*** Opening of Extracted information ***
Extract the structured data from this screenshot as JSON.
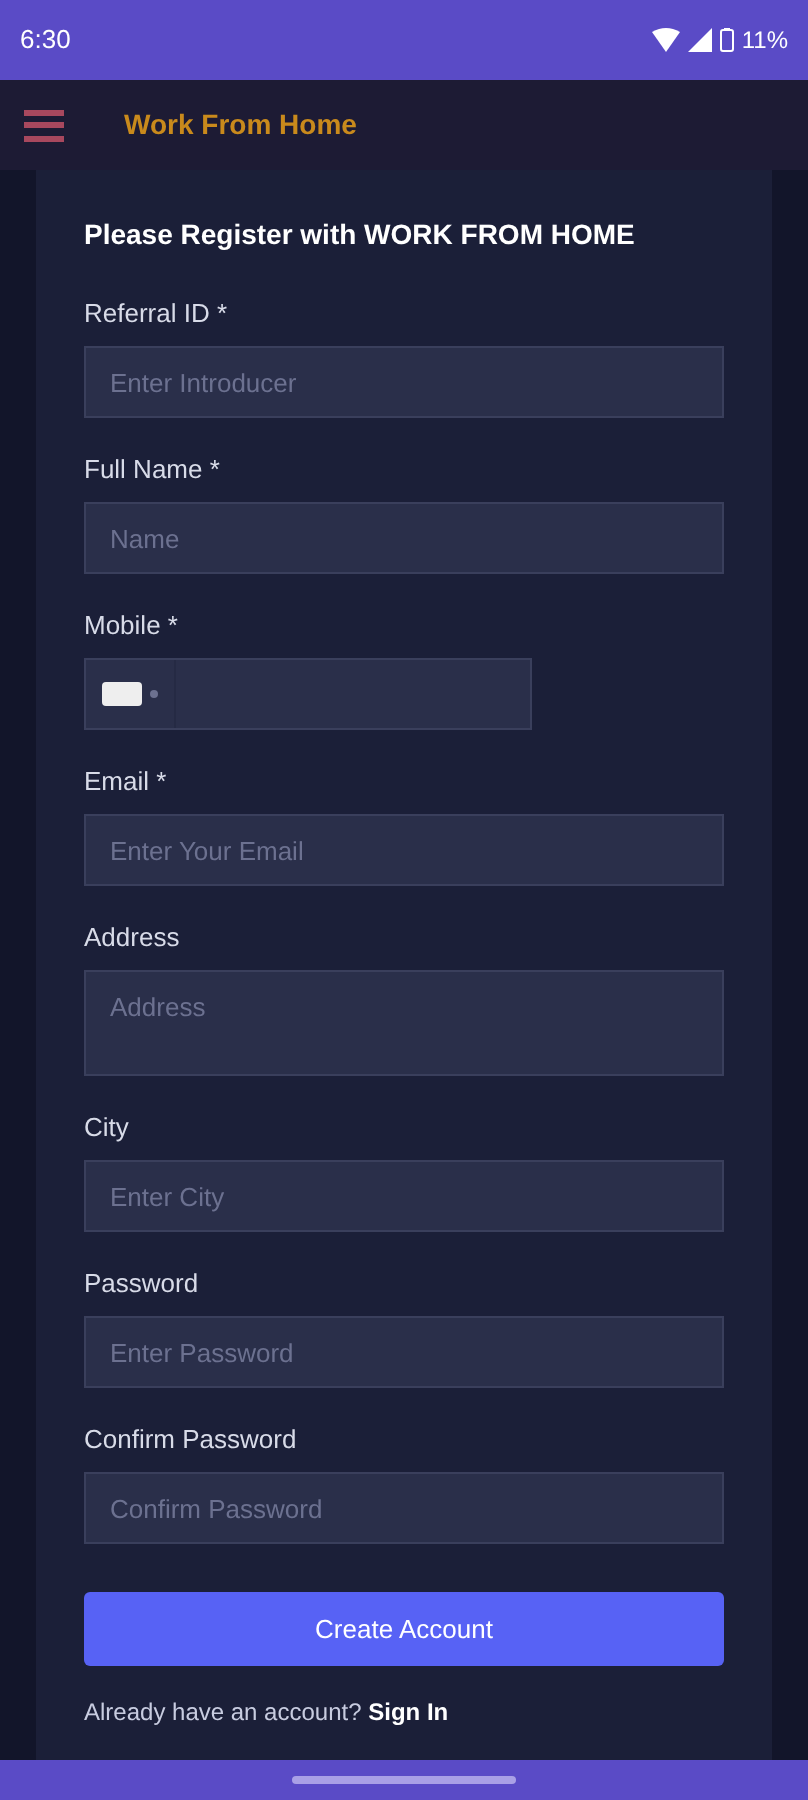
{
  "status_bar": {
    "time": "6:30",
    "battery": "11%"
  },
  "app_bar": {
    "title": "Work From Home"
  },
  "form": {
    "heading": "Please Register with WORK FROM HOME",
    "fields": [
      {
        "kind": "text",
        "label": "Referral ID *",
        "placeholder": "Enter Introducer"
      },
      {
        "kind": "text",
        "label": "Full Name *",
        "placeholder": "Name"
      },
      {
        "kind": "phone",
        "label": "Mobile *"
      },
      {
        "kind": "text",
        "label": "Email *",
        "placeholder": "Enter Your Email"
      },
      {
        "kind": "textarea",
        "label": "Address",
        "placeholder": "Address"
      },
      {
        "kind": "text",
        "label": "City",
        "placeholder": "Enter City"
      },
      {
        "kind": "text",
        "label": "Password",
        "placeholder": "Enter Password"
      },
      {
        "kind": "text",
        "label": "Confirm Password",
        "placeholder": "Confirm Password"
      }
    ],
    "submit": "Create Account",
    "footer": {
      "text": "Already have an account?",
      "link": "Sign In"
    }
  }
}
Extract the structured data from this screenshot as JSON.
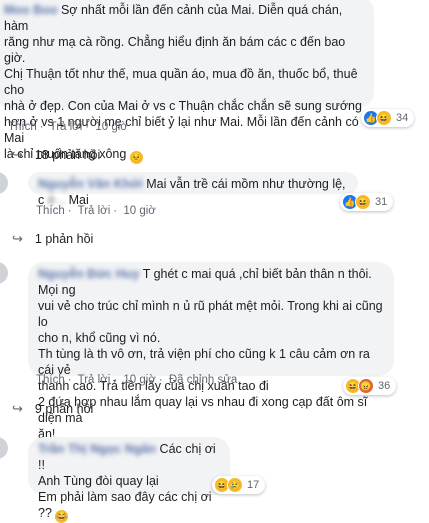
{
  "comments": [
    {
      "author": "Moo Boo",
      "lines": [
        "Sợ nhất mỗi lần đến cảnh của Mai. Diễn quá chán, hàm",
        "răng như mạ cà rồng. Chẳng hiểu định ăn bám các c đến bao giờ.",
        "Chị Thuận tốt như thế, mua quần áo, mua đồ ăn, thuốc bổ, thuê cho",
        "nhà ở đẹp. Con của Mai ở vs c Thuận chắc chắn sẽ sung sướng",
        "hơn ở vs 1 người mẹ chỉ biết ỷ lại như Mai. Mỗi lần đến cảnh có Mai",
        "là chỉ muốn tăng xông"
      ],
      "actions": [
        "Thích",
        "Trả lời",
        "10 giờ"
      ],
      "reaction_count": "34",
      "reactions": [
        "like-icon",
        "haha-icon"
      ],
      "replies": "18 phản hồi"
    },
    {
      "author": "Nguyễn Văn Khởi",
      "lines": [
        "Mai vẫn trề cái mồm như thường lệ, c",
        "Mai"
      ],
      "actions": [
        "Thích",
        "Trả lời",
        "10 giờ"
      ],
      "reaction_count": "31",
      "reactions": [
        "like-icon",
        "haha-icon"
      ],
      "replies": "1 phản hồi"
    },
    {
      "author": "Nguyễn Đức Huy",
      "lines": [
        "T ghét c mai quá ,chỉ biết bản thân n thôi. Mọi ng",
        "vui vẻ cho trúc chỉ mình n ủ rũ phát mệt mỏi. Trong khi ai cũng lo",
        "cho n, khổ cũng vì nó.",
        "Th tùng là th vô ơn, trả viện phí cho cũng k 1 câu cảm ơn ra cái vẻ",
        "thanh cao. Trả tiền lấy của chị xuân tao đi",
        "2 đứa hợp nhau lắm quay lại vs nhau đi xong cạp đất ôm sĩ diện mà",
        "ăn!"
      ],
      "actions": [
        "Thích",
        "Trả lời",
        "10 giờ",
        "Đã chỉnh sửa"
      ],
      "reaction_count": "36",
      "reactions": [
        "haha-icon",
        "angry-icon"
      ],
      "replies": "9 phản hồi"
    },
    {
      "author": "Trần Thị Ngọc Ngân",
      "lines": [
        "Các chị ơi !!",
        "Anh Tùng đòi quay lại",
        "Em phải làm sao đây các chị ơi ??"
      ],
      "actions": [
        "Thích",
        "Trả lời",
        "10 giờ"
      ],
      "reaction_count": "17",
      "reactions": [
        "haha-icon",
        "sad-icon"
      ]
    }
  ]
}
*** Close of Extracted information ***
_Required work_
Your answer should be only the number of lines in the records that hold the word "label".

_Answer section_
8